The Ministers or Government Ministers (historically Ministers of the Crown) are, after the Prime Minister and the Deputy Prime Ministers, the highest officials of the State Administration and together they form the Government of the Nation, which main decision-making-body is the Council of Ministers.

Appointment and dismissal

The ministers are appointed and dismissed by the Monarch at the proposal of the President of the Government. Both appointment and dismissal, to be effective, must to be published at the Official State Gazette, although exists some specific cases, previous to the approval of the 1997 Government Act, which dismissal was not published. Those cases are Manuel Gutiérrez Mellado, minister without portfolio between 1976 and 1977 and Francisco Fernández Ordóñez, Minister of Justice from 1980 to 1981. Unlike the portfolio ministers, the dismissal of ministers without portfolio entails the extinction of all the ministerial structure that supports it.


According to the Government Act, the ministers, as heads of their departments, have competence and responsibility in the specific sphere of their actions, and they are responsible for exercising the following functions: * To develop the action of the Government within the scope of its department, in accordance with the agreements adopted in the Council of Ministers or with the orders of the Prime Minister. * To exercise the regulatory power in the matters specific to his department. * To exercise the powers attributed to them by laws, the rules of organization and functioning of the Government and any other norm. * To countersign, when necessary, the acts of the Sovereign in the sphere of its responsibilities. The ministers, as members of the Government, meet in the following collective bodies: * The Council of Ministers. * The Government Delegated Committees.

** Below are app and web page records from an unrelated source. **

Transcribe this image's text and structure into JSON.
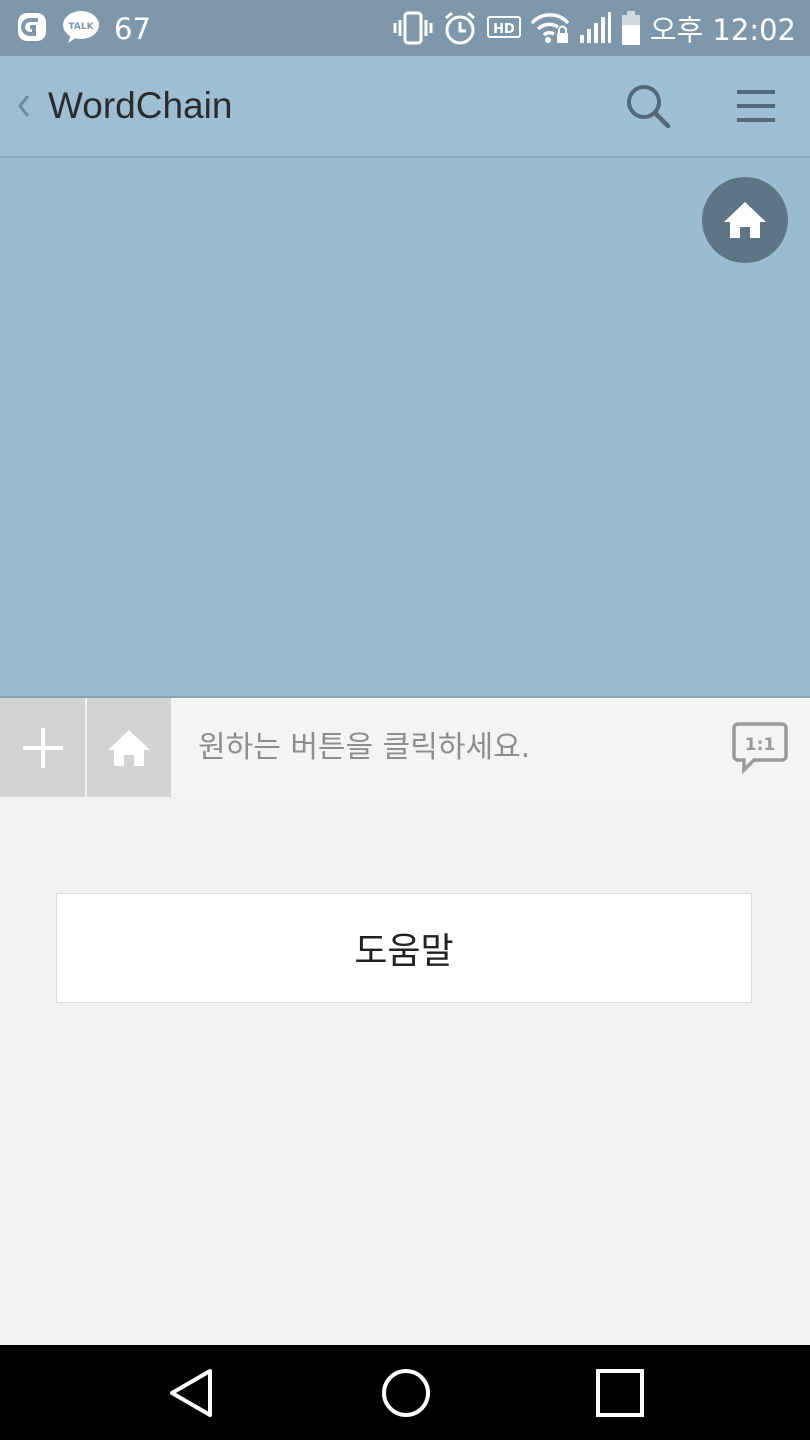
{
  "status_bar": {
    "notification_count": "67",
    "talk_label": "TALK",
    "hd_label": "HD",
    "time": "오후 12:02"
  },
  "app_bar": {
    "title": "WordChain"
  },
  "input_bar": {
    "hint": "원하는 버튼을 클릭하세요.",
    "one_to_one_label": "1:1"
  },
  "menu": {
    "help_button_label": "도움말"
  },
  "colors": {
    "status_bar": "#7e97ab",
    "app_bar": "#9dbed4",
    "chat_background": "#9abbd2",
    "home_fab": "#5d7585",
    "input_side_buttons": "#d3d3d3"
  },
  "icons": [
    "g-icon",
    "talk-icon",
    "vibrate-icon",
    "alarm-icon",
    "hd-icon",
    "wifi-lock-icon",
    "signal-icon",
    "battery-icon",
    "back-chevron-icon",
    "search-icon",
    "hamburger-menu-icon",
    "home-icon",
    "plus-icon",
    "one-to-one-chat-icon",
    "nav-back-icon",
    "nav-home-icon",
    "nav-recent-icon"
  ]
}
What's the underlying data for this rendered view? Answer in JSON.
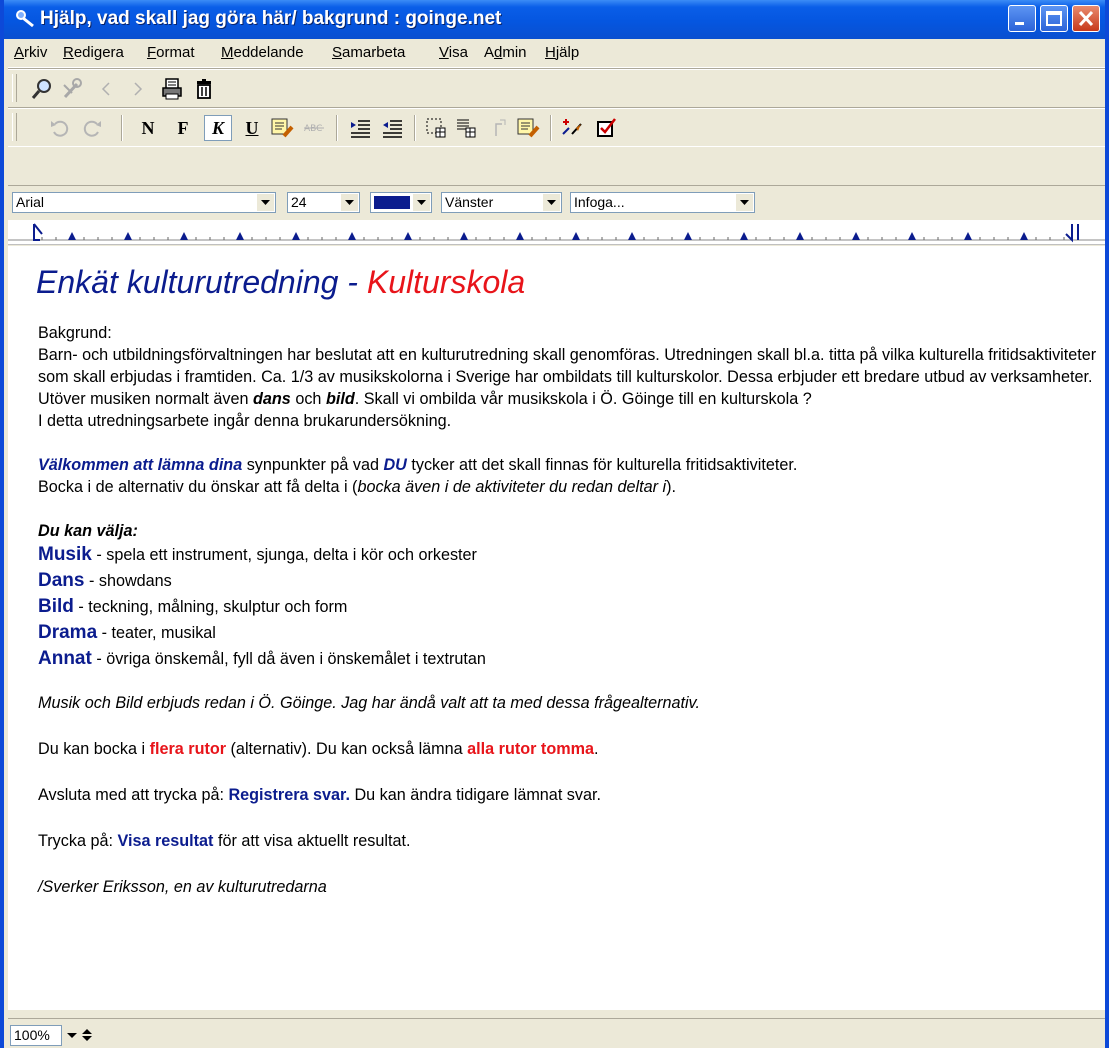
{
  "window": {
    "title": "Hjälp, vad skall jag göra här/ bakgrund : goinge.net",
    "controls": [
      "minimize",
      "maximize",
      "close"
    ]
  },
  "menu": {
    "items": [
      {
        "label": "Arkiv",
        "key": "A"
      },
      {
        "label": "Redigera",
        "key": "R"
      },
      {
        "label": "Format",
        "key": "F"
      },
      {
        "label": "Meddelande",
        "key": "M"
      },
      {
        "label": "Samarbeta",
        "key": "S"
      },
      {
        "label": "Visa",
        "key": "V"
      },
      {
        "label": "Admin",
        "key": "d"
      },
      {
        "label": "Hjälp",
        "key": "H"
      }
    ]
  },
  "toolbar1": {
    "icons": [
      "search-icon",
      "tools-icon",
      "prev-icon",
      "next-icon",
      "print-icon",
      "trash-icon"
    ]
  },
  "toolbar2": {
    "bold_label": "N",
    "fat_label": "F",
    "italic_label": "K",
    "underline_label": "U",
    "icons": [
      "undo-icon",
      "redo-icon",
      "highlight-icon",
      "strike-icon",
      "indent-icon",
      "outdent-icon",
      "table-icon",
      "table-format-icon",
      "insert-image-icon",
      "edit-image-icon",
      "spell-check-icon",
      "checkbox-icon"
    ]
  },
  "format_bar": {
    "font": "Arial",
    "size": "24",
    "color": "#0b1c8e",
    "align": "Vänster",
    "insert": "Infoga..."
  },
  "document": {
    "title_part1": "Enkät kulturutredning - ",
    "title_part2": "Kulturskola",
    "intro_label": "Bakgrund:",
    "intro_body_1": "Barn- och utbildningsförvaltningen har beslutat att en kulturutredning skall genomföras. Utredningen skall bl.a. titta på vilka kulturella fritidsaktiviteter som skall erbjudas i framtiden. Ca. 1/3 av musikskolorna i Sverige har ombildats till kulturskolor. Dessa erbjuder ett bredare utbud av verksamheter. Utöver musiken normalt även ",
    "intro_dans": "dans",
    "intro_och": " och ",
    "intro_bild": "bild",
    "intro_body_2": ". Skall vi ombilda vår musikskola i Ö. Göinge till en kulturskola ?",
    "intro_line_3": "I detta utredningsarbete ingår denna brukarundersökning.",
    "welcome_bold": "Välkommen att lämna dina",
    "welcome_mid": " synpunkter på vad ",
    "welcome_du": "DU",
    "welcome_end": " tycker att det skall finnas för kulturella fritidsaktiviteter.",
    "bocka_start": "Bocka i de alternativ du önskar att få delta i (",
    "bocka_italic": "bocka även i de aktiviteter du redan deltar i",
    "bocka_end": ").",
    "choose_heading": "Du kan välja:",
    "options": [
      {
        "name": "Musik",
        "desc": " - spela ett instrument, sjunga, delta i kör och orkester"
      },
      {
        "name": "Dans",
        "desc": " - showdans"
      },
      {
        "name": "Bild",
        "desc": " - teckning, målning, skulptur och form"
      },
      {
        "name": "Drama",
        "desc": " - teater, musikal"
      },
      {
        "name": "Annat",
        "desc": " - övriga önskemål, fyll då även i önskemålet i textrutan"
      }
    ],
    "note_italic": "Musik och Bild erbjuds redan i Ö. Göinge. Jag har ändå valt att ta med dessa frågealternativ.",
    "multi_start": "Du kan bocka i ",
    "multi_red1": "flera rutor",
    "multi_mid": " (alternativ). Du kan också lämna ",
    "multi_red2": "alla rutor tomma",
    "multi_end": ".",
    "finish_start": "Avsluta med att trycka på: ",
    "finish_bold": "Registrera svar.",
    "finish_end": " Du kan ändra tidigare lämnat svar.",
    "result_start": "Trycka på: ",
    "result_bold": "Visa resultat",
    "result_end": " för att visa aktuellt resultat.",
    "signature": "/Sverker Eriksson, en av kulturutredarna"
  },
  "status": {
    "zoom": "100%"
  }
}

The substitution of the ministers must be determined by a Royal Decree of the Prime Minister, and always has to fall on another member of the Government. The Royal Decree must express the cause and character of the substitution. The only substitution that has taken place since the entry into force of the 1997 Government Act has been that of the Minister of Defense in May 2008. Minister Carme Chacón used her right to maternity leave and her responsibilities were temporary assumed by the Interior Minister, Alfredo Pérez Rubalcaba.

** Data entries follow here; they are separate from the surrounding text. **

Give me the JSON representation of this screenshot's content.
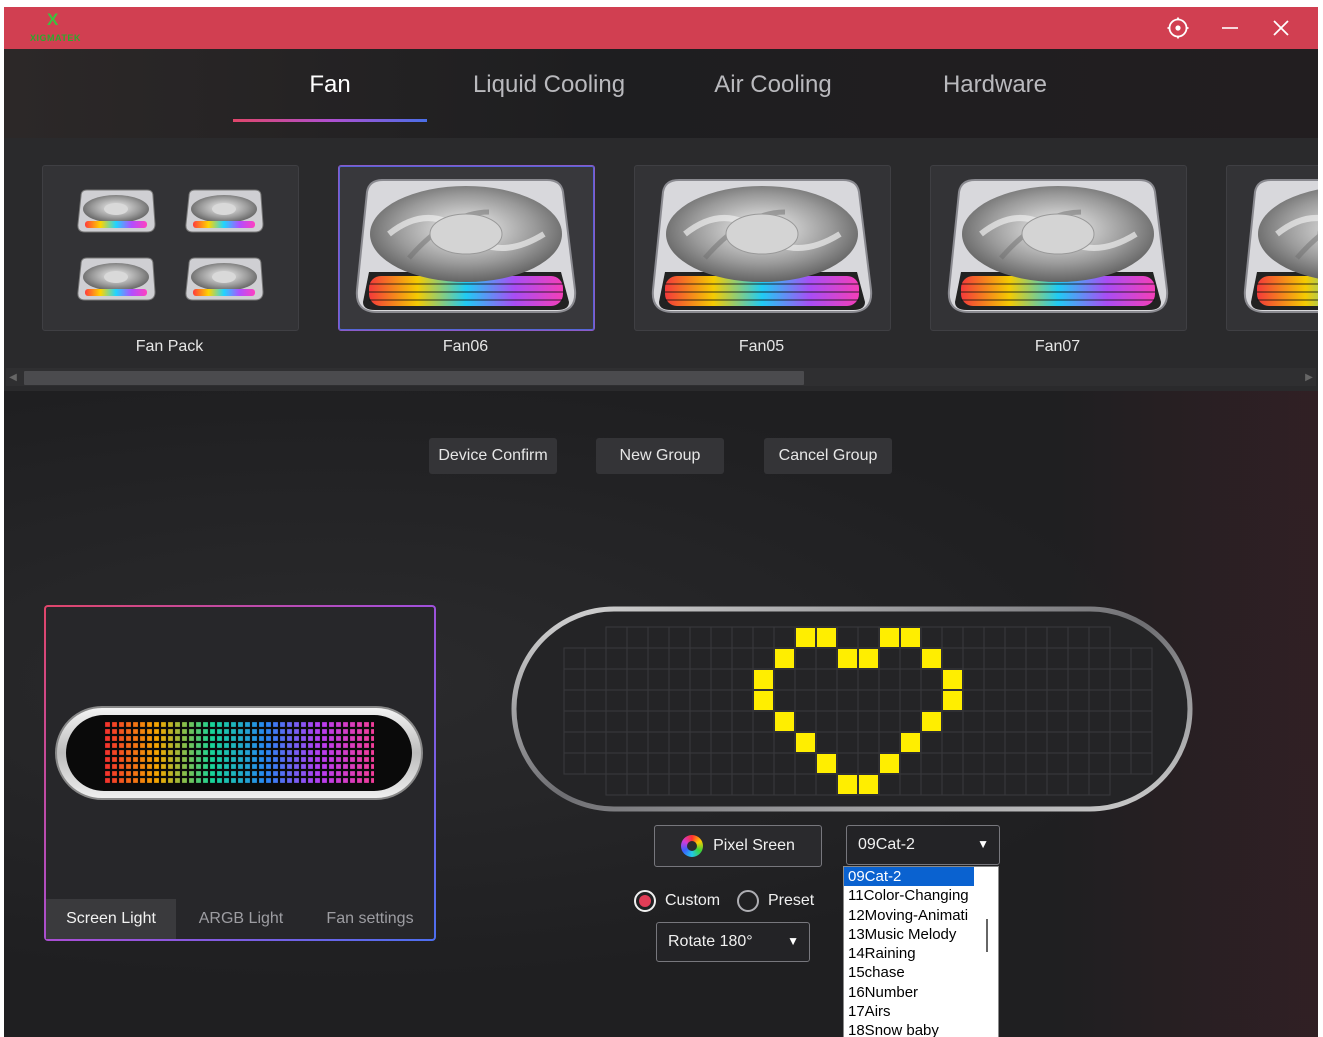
{
  "app": {
    "logo_text": "XIGMATEK",
    "colors": {
      "titlebar": "#d13f51",
      "accent_gradient": [
        "#e0466a",
        "#a54fd8",
        "#4d6ff0"
      ],
      "pixel_on": "#ffee00"
    }
  },
  "titlebar": {
    "buttons": [
      {
        "icon": "settings-target-icon"
      },
      {
        "icon": "minimize-icon"
      },
      {
        "icon": "close-icon"
      }
    ]
  },
  "tabs": [
    {
      "label": "Fan",
      "active": true
    },
    {
      "label": "Liquid Cooling",
      "active": false
    },
    {
      "label": "Air Cooling",
      "active": false
    },
    {
      "label": "Hardware",
      "active": false
    }
  ],
  "devices": [
    {
      "label": "Fan Pack",
      "selected": false
    },
    {
      "label": "Fan06",
      "selected": true
    },
    {
      "label": "Fan05",
      "selected": false
    },
    {
      "label": "Fan07",
      "selected": false
    }
  ],
  "actions": {
    "device_confirm": "Device Confirm",
    "new_group": "New Group",
    "cancel_group": "Cancel Group"
  },
  "preview_tabs": [
    {
      "label": "Screen Light",
      "active": true
    },
    {
      "label": "ARGB Light",
      "active": false
    },
    {
      "label": "Fan settings",
      "active": false
    }
  ],
  "screen": {
    "pixel_button": "Pixel Sreen",
    "effect_select": "09Cat-2",
    "mode_custom": "Custom",
    "mode_preset": "Preset",
    "selected_mode": "Custom",
    "rotate_select": "Rotate 180°",
    "effect_options": [
      "09Cat-2",
      "11Color-Changing",
      "12Moving-Animati",
      "13Music Melody",
      "14Raining",
      "15chase",
      "16Number",
      "17Airs",
      "18Snow baby"
    ]
  }
}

Minister without portfolio

These have been the ministers without portfolio that have existed since the transition to democracy:

Internal organization

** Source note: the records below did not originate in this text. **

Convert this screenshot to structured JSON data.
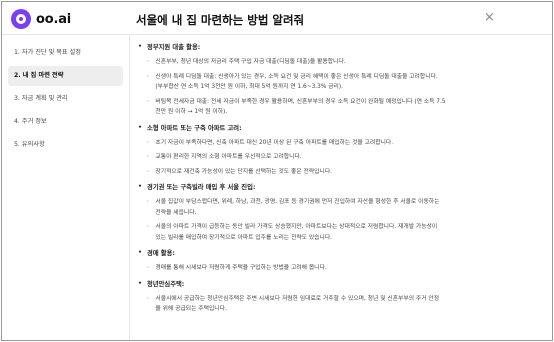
{
  "header": {
    "logo_text": "oo.ai",
    "title": "서울에 내 집 마련하는 방법 알려줘",
    "close_symbol": "×"
  },
  "sidebar": {
    "items": [
      {
        "label": "1. 자가 진단 및 목표 설정",
        "active": false
      },
      {
        "label": "2. 내 집 마련 전략",
        "active": true
      },
      {
        "label": "3. 자금 계획 및 관리",
        "active": false
      },
      {
        "label": "4. 주거 정보",
        "active": false
      },
      {
        "label": "5. 유의사항",
        "active": false
      }
    ]
  },
  "content": {
    "sections": [
      {
        "heading": "정부지원 대출 활용:",
        "bullets": [
          {
            "lines": [
              "신혼부부, 청년 대상의 저금리 주택 구입 자금 대출(디딤돌 대출)을 활용합니다."
            ]
          },
          {
            "lines": [
              "신생아 특례 디딤돌 대출: 신생아가 있는 경우, 소득 요건 및 금리 혜택이 좋은 신생아 특례 디딤돌 대출을 고려합니다.",
              "(부부합산 연 소득 1억 3천만 원 이하, 최대 5억 원까지 연 1.6~3.3% 금리)."
            ]
          },
          {
            "lines": [
              "버팀목 전세자금 대출: 전세 자금이 부족한 경우 활용하며, 신혼부부의 경우 소득 요건이 완화될 예정입니다 (연 소득 7.5",
              "천만 원 이하 → 1억 원 이하)."
            ]
          }
        ]
      },
      {
        "heading": "소형 아파트 또는 구축 아파트 고려:",
        "bullets": [
          {
            "lines": [
              "초기 자금이 부족하다면, 신축 아파트 대신 20년 이상 된 구축 아파트를 매입하는 것을 고려합니다."
            ]
          },
          {
            "lines": [
              "교통이 편리한 지역의 소형 아파트를 우선적으로 고려합니다."
            ]
          },
          {
            "lines": [
              "장기적으로 재건축 가능성이 있는 단지를 선택하는 것도 좋은 전략입니다."
            ]
          }
        ]
      },
      {
        "heading": "경기권 또는 구축빌라 매입 후 서울 진입:",
        "bullets": [
          {
            "lines": [
              "서울 집값이 부담스럽다면, 위례, 하남, 과천, 광명, 김포 등 경기권에 먼저 진입하여 자산을 형성한 후 서울로 이동하는",
              "전략을 세웁니다."
            ]
          },
          {
            "lines": [
              "서울의 아파트 가격이 급등하는 동안 빌라 가격도 상승했지만, 아파트보다는 상대적으로 저렴합니다. 재개발 가능성이",
              "있는 빌라를 매입하여 장기적으로 아파트 입주를 노리는 전략도 있습니다."
            ]
          }
        ]
      },
      {
        "heading": "경매 활용:",
        "bullets": [
          {
            "lines": [
              "경매를 통해 시세보다 저렴하게 주택을 구입하는 방법을 고려해 봅니다."
            ]
          }
        ]
      },
      {
        "heading": "청년안심주택:",
        "bullets": [
          {
            "lines": [
              "서울시에서 공급하는 청년안심주택은 주변 시세보다 저렴한 임대료로 거주할 수 있으며, 청년 및 신혼부부의 주거 안정",
              "을 위해 공급되는 주택입니다."
            ]
          }
        ]
      }
    ]
  }
}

Ministries may have Secretariats of State and, exceptionally, General Secretariats (with rank of undersecretariat) for the management of a sector of administrative activity. The executive bodies that are assigned to them are hierarchically dependent on them. The ministries have, in any case, an Undersecretariat and, depending on it, a General Technical Secretariat for the management of common services (HR, budget, assets, websites, security...). On the other hand are the Directorates-General, which are the management bodies of one or several functionally homogeneous areas. The directorates-general are organized in deputy directorates-general for the management of the competences entrusted to it. However, deputy directorates-general may be directly attached to other higher level management bodies or to higher bodies of the ministry.

Creation, modification and suppression

Before of the approval of the 1997 Government Act, the Ministries and Secretariats of State had to be created by law, normally by a direct law passed by the Government in the form of Royal Decree-Law. After, the Government Act allowed the Prime Minister to approve a Royal Decree  (secondary legislation) designing the government structure. Currently, the Prime Minister only creates the Ministries and some of the highest bodies (like secretariats of State and Undersecretariats) while the principal internal organization is delegated into the ministers, which develop the structure of the bodies created by the Premier or create new ones. The order of the Minister is also a royal decree signed the Monarch and countersigned by the minister responsible for the public administration at the proposal of the competent minister. The lowest bodies such as deputy directorates-general are created by a Ministerial Order (ranked below the royal decree) of the competent minister.


The ministers are the superior heads of the department and direct hierarchical superiors of the secretaries of State. The executive bodies depend on the previous ones and they are hierarchically ordered among themselves in the following way: undersecretary, director general and deputy director general. The general secretaries have the rank of undersecretary and the technical general secretaries have the rank of director general. Ministerial hierarchy: * Minister. ** Secretaries of State. *** Undersecretaries and General Secretaries. **** Directors general and technical general secretaries. ***** Deputy directors general.

Current ministries

On 13 January 2021, Prime Minister Sánchez announced his ministers which assumed their offices that day.


{{Departments and agencies of the Government of Spain|type=autocat off Category:Government of Spain Category:Government ministries of Spain